## [ASSIGNMENT]
Pull every line of the entries that has the word "content".
BEGIN DATA IN THIS EXERCISE
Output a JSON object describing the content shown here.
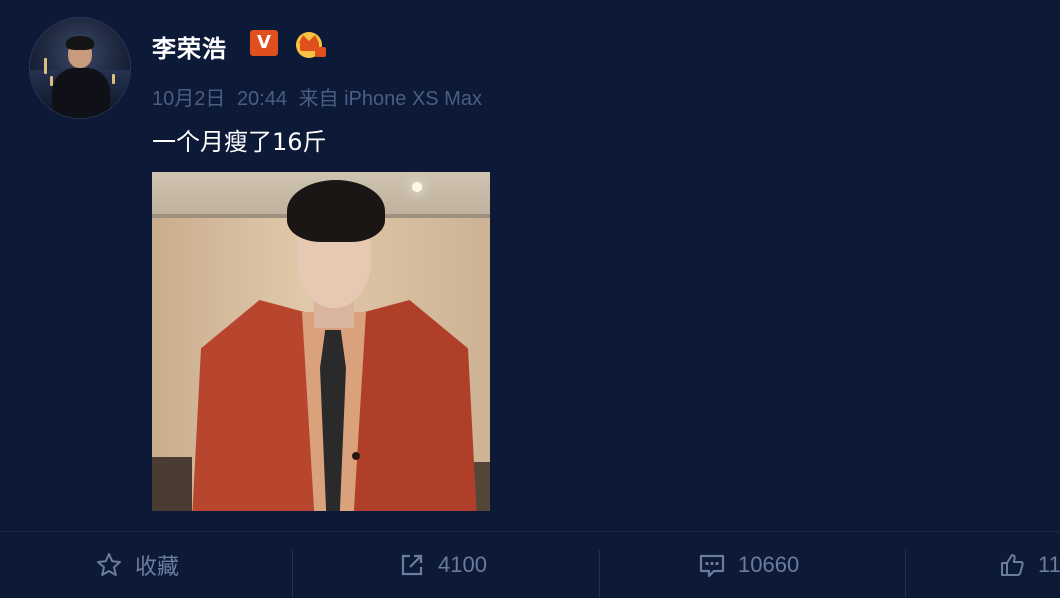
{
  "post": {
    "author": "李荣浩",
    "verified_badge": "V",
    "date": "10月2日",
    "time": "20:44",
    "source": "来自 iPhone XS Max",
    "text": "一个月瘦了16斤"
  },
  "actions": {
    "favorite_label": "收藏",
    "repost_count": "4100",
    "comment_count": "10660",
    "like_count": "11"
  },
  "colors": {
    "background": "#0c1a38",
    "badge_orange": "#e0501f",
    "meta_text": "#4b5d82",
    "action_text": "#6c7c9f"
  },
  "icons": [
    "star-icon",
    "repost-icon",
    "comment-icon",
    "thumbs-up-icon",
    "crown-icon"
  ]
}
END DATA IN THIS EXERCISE
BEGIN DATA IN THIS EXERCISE
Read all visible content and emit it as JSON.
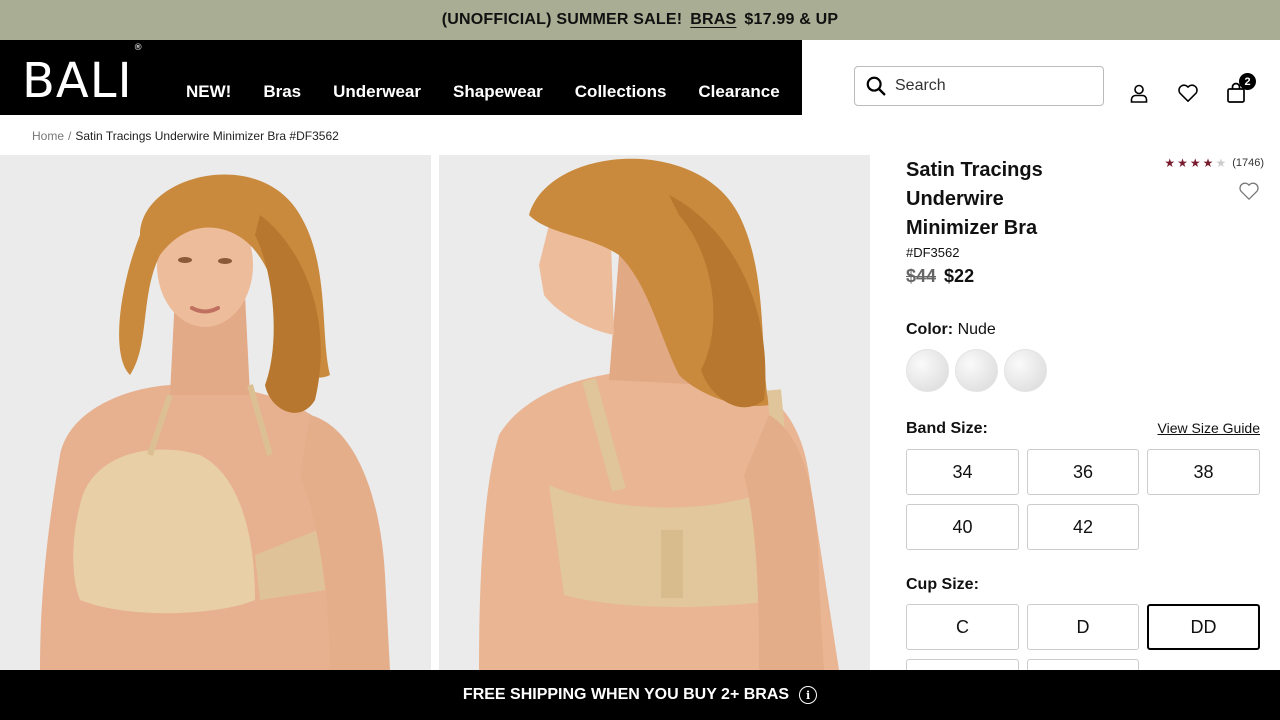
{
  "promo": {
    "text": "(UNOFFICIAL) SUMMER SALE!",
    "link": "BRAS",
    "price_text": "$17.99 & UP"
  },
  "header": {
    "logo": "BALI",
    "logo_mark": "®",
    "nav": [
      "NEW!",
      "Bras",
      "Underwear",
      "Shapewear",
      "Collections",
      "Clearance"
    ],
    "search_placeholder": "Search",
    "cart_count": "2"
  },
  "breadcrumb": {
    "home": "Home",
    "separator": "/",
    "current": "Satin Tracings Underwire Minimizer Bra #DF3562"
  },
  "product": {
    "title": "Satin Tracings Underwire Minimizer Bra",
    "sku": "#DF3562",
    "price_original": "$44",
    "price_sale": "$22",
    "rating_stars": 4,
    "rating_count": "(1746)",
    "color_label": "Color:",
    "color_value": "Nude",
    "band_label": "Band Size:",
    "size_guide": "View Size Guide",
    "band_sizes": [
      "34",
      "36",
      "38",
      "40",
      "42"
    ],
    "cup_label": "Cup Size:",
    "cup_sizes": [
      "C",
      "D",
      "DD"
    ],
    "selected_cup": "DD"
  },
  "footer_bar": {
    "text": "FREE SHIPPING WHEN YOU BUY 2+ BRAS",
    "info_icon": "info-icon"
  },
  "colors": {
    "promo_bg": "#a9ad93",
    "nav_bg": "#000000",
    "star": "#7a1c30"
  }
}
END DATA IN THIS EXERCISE
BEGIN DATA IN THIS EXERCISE
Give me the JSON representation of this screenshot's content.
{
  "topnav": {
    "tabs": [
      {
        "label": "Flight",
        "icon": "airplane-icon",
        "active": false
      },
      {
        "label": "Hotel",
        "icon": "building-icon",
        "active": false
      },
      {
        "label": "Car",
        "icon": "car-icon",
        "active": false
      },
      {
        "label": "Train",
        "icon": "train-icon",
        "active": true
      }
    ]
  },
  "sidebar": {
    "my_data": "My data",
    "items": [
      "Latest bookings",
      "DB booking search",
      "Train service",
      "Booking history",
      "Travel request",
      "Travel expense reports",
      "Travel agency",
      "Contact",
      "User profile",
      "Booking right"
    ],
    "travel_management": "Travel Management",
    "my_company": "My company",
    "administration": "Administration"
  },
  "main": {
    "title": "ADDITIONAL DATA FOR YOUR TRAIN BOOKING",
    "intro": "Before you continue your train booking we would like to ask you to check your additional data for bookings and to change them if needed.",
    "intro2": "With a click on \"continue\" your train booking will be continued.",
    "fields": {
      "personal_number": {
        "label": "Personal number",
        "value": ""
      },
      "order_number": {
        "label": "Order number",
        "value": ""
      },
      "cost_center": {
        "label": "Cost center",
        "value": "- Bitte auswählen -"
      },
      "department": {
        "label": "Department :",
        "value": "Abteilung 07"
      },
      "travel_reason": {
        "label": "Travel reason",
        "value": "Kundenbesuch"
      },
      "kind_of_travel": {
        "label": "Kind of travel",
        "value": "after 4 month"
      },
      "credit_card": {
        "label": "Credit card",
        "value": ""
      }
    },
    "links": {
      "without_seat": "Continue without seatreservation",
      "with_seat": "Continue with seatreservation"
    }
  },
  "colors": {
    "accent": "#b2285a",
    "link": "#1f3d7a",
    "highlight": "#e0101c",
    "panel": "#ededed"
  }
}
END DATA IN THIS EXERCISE
## [TASK RESULT]
Output a JSON object describing the content shown here.
Read all visible content and emit it as JSON.
Give me the JSON representation of this screenshot's content.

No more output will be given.